Upper part of Singsing August 22. 1781
Incumbered with much baggage, I put it in motion the day before yesterday in the afternoon, towards Croton. To escape the flies, moved the army in the evening to the high lands south of Young’s, leaving strong pickets in our rear on all the roads. Yesterday morning, before I moved from Young’s, I left colonel Putnam with three hundred and twenty four rank and file (infantry), Sheldon’s dragoons, and the two companies of New York levies, to patrole and cover the country—also sent a captain and fifty men to Tarry town specially to secure and assist in loading some flour belonging to our allies, left at that place. On my march to this place, about six o’clock last evening, I received a signification of your pleasure respecting the french baggage at Singsing, and immediately detached colonel Sprout with two regiments and a field piece to cover the baggage, assist in loading it, &c. Have halted the army at the junction of the roads leading to the church, where it will remain (or advance towards the Hudson should it be necessary) until the baggage is secured. I have sent an express to know its present situation. The baggage of this army I have ordered on to Crompond where I shall probably make my first encampment.

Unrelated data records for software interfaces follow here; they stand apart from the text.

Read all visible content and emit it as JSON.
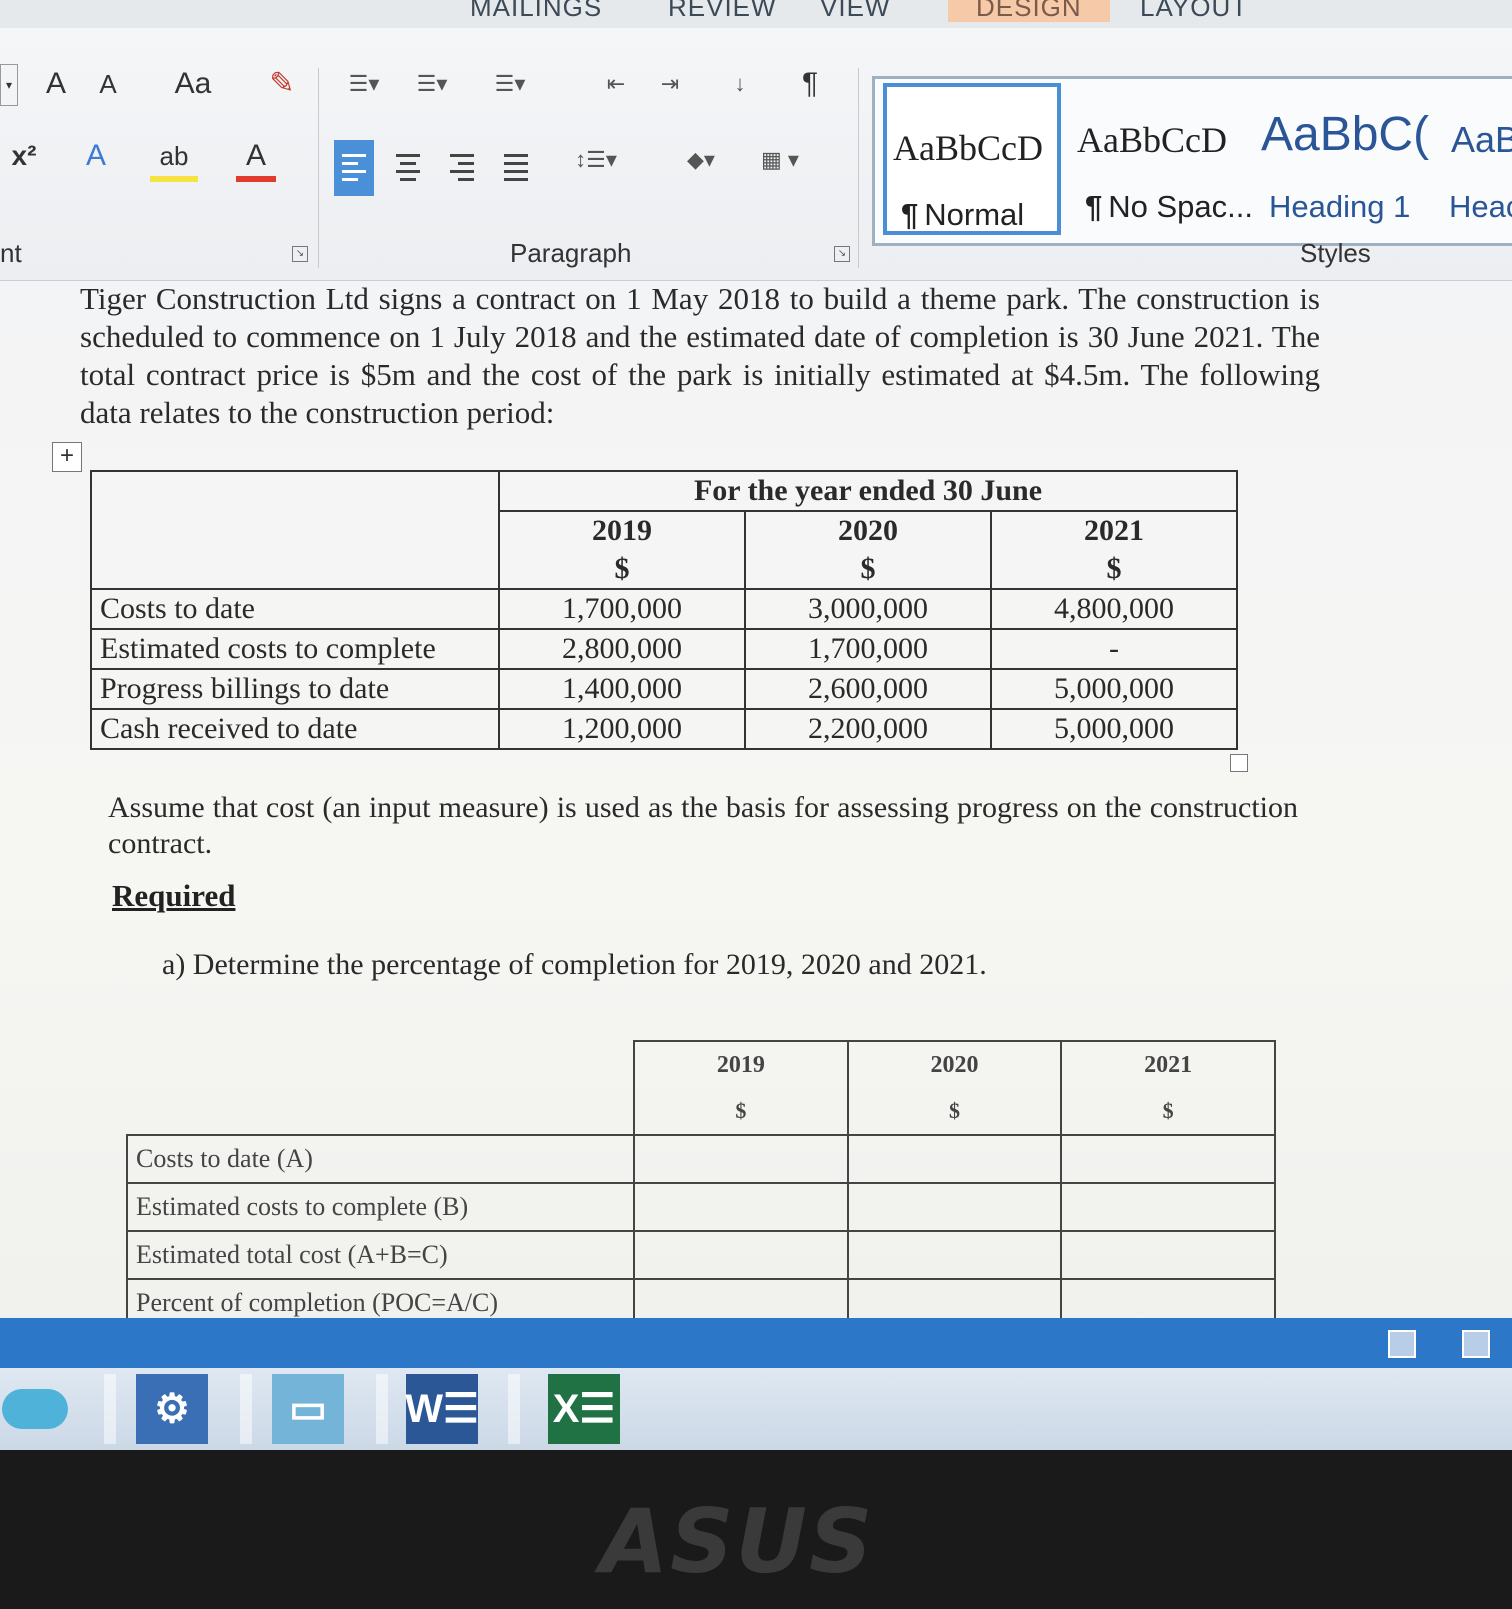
{
  "ribbon": {
    "tabs": [
      "MAILINGS",
      "REVIEW",
      "VIEW",
      "DESIGN",
      "LAYOUT"
    ],
    "font_group": {
      "grow_label": "A",
      "shrink_label": "A",
      "change_case_label": "Aa",
      "superscript_label": "x²",
      "text_effects_label": "A",
      "highlight_label": "ab",
      "font_color_label": "A"
    },
    "font_group_label_partial": "nt",
    "paragraph_label": "Paragraph",
    "styles_label": "Styles",
    "styles": [
      {
        "sample": "AaBbCcD",
        "name": "Normal",
        "pilcrow": "¶",
        "selected": true
      },
      {
        "sample": "AaBbCcD",
        "name": "No Spac...",
        "pilcrow": "¶",
        "selected": false
      },
      {
        "sample": "AaBbC(",
        "name": "Heading 1",
        "pilcrow": "",
        "selected": false
      },
      {
        "sample": "AaB",
        "name": "Heac",
        "pilcrow": "",
        "selected": false
      }
    ]
  },
  "document": {
    "intro": "Tiger Construction Ltd signs a contract on 1 May 2018 to build a theme park. The construction is scheduled to commence on 1 July 2018 and the estimated date of completion is 30 June 2021. The total contract price is $5m and the cost of the park is initially estimated at $4.5m. The following data relates to the construction period:",
    "table1": {
      "group_header": "For the year ended 30 June",
      "years": [
        "2019",
        "2020",
        "2021"
      ],
      "currency": "$",
      "rows": [
        {
          "label": "Costs to date",
          "values": [
            "1,700,000",
            "3,000,000",
            "4,800,000"
          ]
        },
        {
          "label": "Estimated costs to complete",
          "values": [
            "2,800,000",
            "1,700,000",
            "-"
          ]
        },
        {
          "label": "Progress billings to date",
          "values": [
            "1,400,000",
            "2,600,000",
            "5,000,000"
          ]
        },
        {
          "label": "Cash received to date",
          "values": [
            "1,200,000",
            "2,200,000",
            "5,000,000"
          ]
        }
      ]
    },
    "assumption": "Assume that cost (an input measure) is used as the basis for assessing progress on the construction contract.",
    "required_heading": "Required",
    "question_a": "a) Determine the percentage of completion for 2019, 2020 and 2021.",
    "table2": {
      "years": [
        "2019",
        "2020",
        "2021"
      ],
      "currency": "$",
      "rows": [
        "Costs to date (A)",
        "Estimated costs to complete (B)",
        "Estimated total cost (A+B=C)",
        "Percent of completion (POC=A/C)"
      ]
    }
  },
  "taskbar": {
    "word_label": "W",
    "excel_label": "X"
  },
  "bezel": {
    "brand": "ASUS"
  },
  "colors": {
    "statusbar": "#2c77c8",
    "selected_align": "#4a90d9",
    "heading_style": "#2a5597",
    "word": "#2b5797",
    "excel": "#207245"
  }
}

I have obtained nothing interesting from below—The day before yesterday, the enemy came out to Vallentine’s hill, about 150 horse and foot, and returned again. I have the honor to be With the highest respect, Your Excellency’s Most obedient servant,
DLC: Papers of George Washington.